Philippe to weaken but bring unsettled weather to the northeastern Caribbean to start next week
Since our last major (Category 3 or higher) hurricane in the Atlantic back on September 13th (Hurricane Lee), we’ve seen a run of storms – namely Margot, Nigel, and now Philippe – hit a low ceiling over the open Atlantic. Though Margot and Nigel did manage to attain hurricane status, Philippe this week fell well short. The storm was no match for strong wind shear and Philippe is barely hanging on as a tropical storm this morning over the central Atlantic.
Because Philippe weakened more quickly than originally forecast, its track forecast has been shifted noticeably southward from previous forecasts.
Philippe remains a disorganized tropical storm and hasn’t been able to find its footing thanks to persistent wind shear. The forecast is for Philippe to struggle over the next few days before steadily weakening into the weekend. The system will continue generally westward but poses no threat to land.
Though this means it will move much farther west and closer to the northeastern Caribbean islands by this weekend, it’s expected to have unraveled before it makes its closest point of approach. Depending on how close Philippe’s leftovers get, it may increase the potential for heavy rainfall in parts of the Leeward Islands westward to the U.S. Virgin Islands and Puerto Rico from Sunday through next Tuesday.
Rina’s uncertain future
Meanwhile about 750 miles southeast of Philippe and over 1,000 miles east of the Caribbean is Invest 91L. Satellite observations continue to show a better-defined area of low pressure. Once showers and thunderstorms become more persistent near the low-pressure center, a tropical depression or storm (Rina) will likely form.
What happens to the system thereafter is anyone’s guess. Models are all over the place, both in future track and intensity. The European model suggests a weaker system moving farther west under a stronger subtropical high while the GFS indicates a much stronger Rina hooking right into the open Atlantic.
Regardless, future Rina doesn’t pose any immediate threat to land in the days ahead.
Quiet into next week close to home
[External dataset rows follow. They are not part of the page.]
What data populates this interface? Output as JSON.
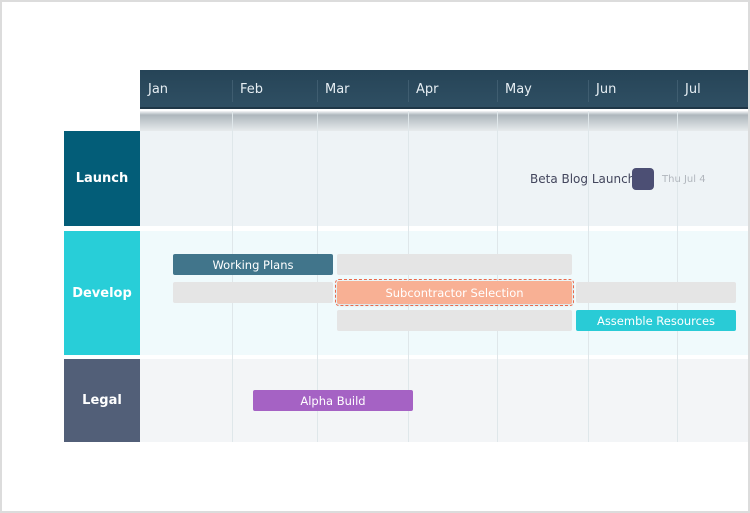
{
  "timeline": {
    "months": [
      "Jan",
      "Feb",
      "Mar",
      "Apr",
      "May",
      "Jun",
      "Jul"
    ]
  },
  "lanes": [
    {
      "label": "Launch",
      "color": "#035d78",
      "background": "#eef3f6"
    },
    {
      "label": "Develop",
      "color": "#28ced8",
      "background": "#f0fafc"
    },
    {
      "label": "Legal",
      "color": "#525f78",
      "background": "#f3f5f7"
    }
  ],
  "milestone": {
    "label": "Beta Blog Launch",
    "date": "Thu Jul 4",
    "color": "#4c4f74"
  },
  "tasks": [
    {
      "label": "Working Plans",
      "lane": "Develop",
      "color": "#41758b",
      "state": "normal"
    },
    {
      "label": "Subcontractor Selection",
      "lane": "Develop",
      "color": "#f8b094",
      "state": "selected-dragging"
    },
    {
      "label": "Assemble Resources",
      "lane": "Develop",
      "color": "#29cbd6",
      "state": "normal"
    },
    {
      "label": "Alpha Build",
      "lane": "Legal",
      "color": "#a562c4",
      "state": "normal"
    }
  ]
}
The tropics should stay quiet into early next week closer to home. As always, we’ll keep an eye to the very warm waters nearby for any mischief but September will end on a quiet note for South Florida.